Typically lasting from late November to early May, moving to the Alps for this length of time allows you to experience an entire spectrum of seasonal conditions, from the biting December blizzards to the boiling hot, summery April. You’ll also have plenty of time to learn new skills while honing those already existing, and you’ll meet some of the coolest, like-minded individuals from all over the world. All you need to survive as a seasonnaire is a heavy tolerance to early mornings, a strong, sturdy liver and most importantly, a love for the fluffy white pow. If all of this has piqued your interest, then read on …
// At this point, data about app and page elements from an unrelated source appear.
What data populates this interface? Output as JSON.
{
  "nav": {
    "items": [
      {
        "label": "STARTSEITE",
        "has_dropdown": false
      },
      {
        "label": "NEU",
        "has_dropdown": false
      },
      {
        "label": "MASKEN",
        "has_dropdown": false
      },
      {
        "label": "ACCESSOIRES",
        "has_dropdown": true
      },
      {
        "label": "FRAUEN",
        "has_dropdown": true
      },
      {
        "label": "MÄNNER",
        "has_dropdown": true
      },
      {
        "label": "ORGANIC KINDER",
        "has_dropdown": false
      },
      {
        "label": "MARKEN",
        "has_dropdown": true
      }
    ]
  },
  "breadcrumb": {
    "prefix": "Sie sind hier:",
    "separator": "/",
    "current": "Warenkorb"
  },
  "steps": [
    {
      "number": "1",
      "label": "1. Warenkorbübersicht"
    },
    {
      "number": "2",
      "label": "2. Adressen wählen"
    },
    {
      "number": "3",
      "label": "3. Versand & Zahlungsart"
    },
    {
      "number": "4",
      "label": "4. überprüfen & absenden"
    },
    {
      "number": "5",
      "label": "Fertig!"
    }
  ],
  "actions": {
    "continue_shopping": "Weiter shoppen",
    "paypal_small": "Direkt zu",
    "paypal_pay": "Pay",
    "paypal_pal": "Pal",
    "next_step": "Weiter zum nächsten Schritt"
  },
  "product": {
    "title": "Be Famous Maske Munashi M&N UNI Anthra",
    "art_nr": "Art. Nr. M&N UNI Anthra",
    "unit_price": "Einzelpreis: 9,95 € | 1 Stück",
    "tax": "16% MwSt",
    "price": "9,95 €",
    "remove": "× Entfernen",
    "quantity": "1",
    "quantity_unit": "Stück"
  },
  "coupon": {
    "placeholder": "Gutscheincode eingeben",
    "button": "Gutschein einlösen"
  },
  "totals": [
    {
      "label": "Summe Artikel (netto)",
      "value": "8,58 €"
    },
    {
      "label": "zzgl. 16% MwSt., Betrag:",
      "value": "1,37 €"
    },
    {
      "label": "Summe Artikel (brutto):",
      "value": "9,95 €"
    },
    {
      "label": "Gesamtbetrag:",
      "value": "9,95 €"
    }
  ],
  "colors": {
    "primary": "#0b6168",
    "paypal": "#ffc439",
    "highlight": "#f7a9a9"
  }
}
There are two avenues to go down when looking to live and work in the Alps. The most popular choice, especially for young seasonnaires, is to go through a company and work as either a chalet host, resort rep, chef or transfer driver/maintenance man. If you have a limited budget and don’t want the hassle of finding your own work or accommodation, then this is a fantastic way to do it. Seasonnaires in these roles typically don’t earn much, only enough to pay for nights out or small luxuries, but tips can be good and importantly your accommodation, lift pass, meals and transport are all arranged and paid for by your company. These roles are very demanding and require a strong work ethic, but it’s as they say – you work hard to play hard!

Top Tips:

  • If you’re looking for a chalet host role, it may well be worth investing in an approved cookery course to improve your skills and get a feel for the food you might be cooking.
  • Check out natives.co.uk for the latest jobs in a variety of resorts. They advertise on behalf of all the leading tour operators including Crystal, Neilson and VIP SKI as well as the smaller companies.
  • Most companies take applications from June, so get in there early to secure a position. The early bird catches the worm …

The second avenue to go down is to find work and accommodation separately in resort. This is a more complicated route as it does require a bit more effort, but it is ideal for seasonnaires looking to get more time on the slopes without work completely dictating their skiing hours.

It’s important to secure a flat and some housemates before you go. If you need flatmates, try writing a forum post on natives.co.uk where you’re guaranteed to get replies. When looking for flats, email around the property management websites and ask them for help – they’re more than happy to respond and can source the best prices.

It’s sometimes worth taking the risk and asking around for jobs when you hit resort. Many bars and restaurants have their positions filled beforehand but quite often have glass-collecting or snow-clearing jobs to get you started, and there’s normally a Saturday cleaning job available in resort. Not all seasonnaires stay for the duration of the season, so you may be able to move up the ranks as people decide to move on. Remember to take enough money to tide you over in case finding a job isn’t instant.

Top Tips:

  • Be careful who you choose to live with. Try to arrange a meeting with them, even if it’s on Skype. You’ll be in their company for a long time, so you need to be sure you get on.
  • Read all contracts carefully, including the small print. You don’t want to be sprung with a hefty flat deposit that you’re never going to get back.
  • Many businesses are able to secure half-price lift passes. If possible, wait until you secure a job before you purchase your pass as you may be able to save a lot of money.
  • Don’t forget to purchase insurance in case of any unexpected accidents. 

Words: Lorna McGachie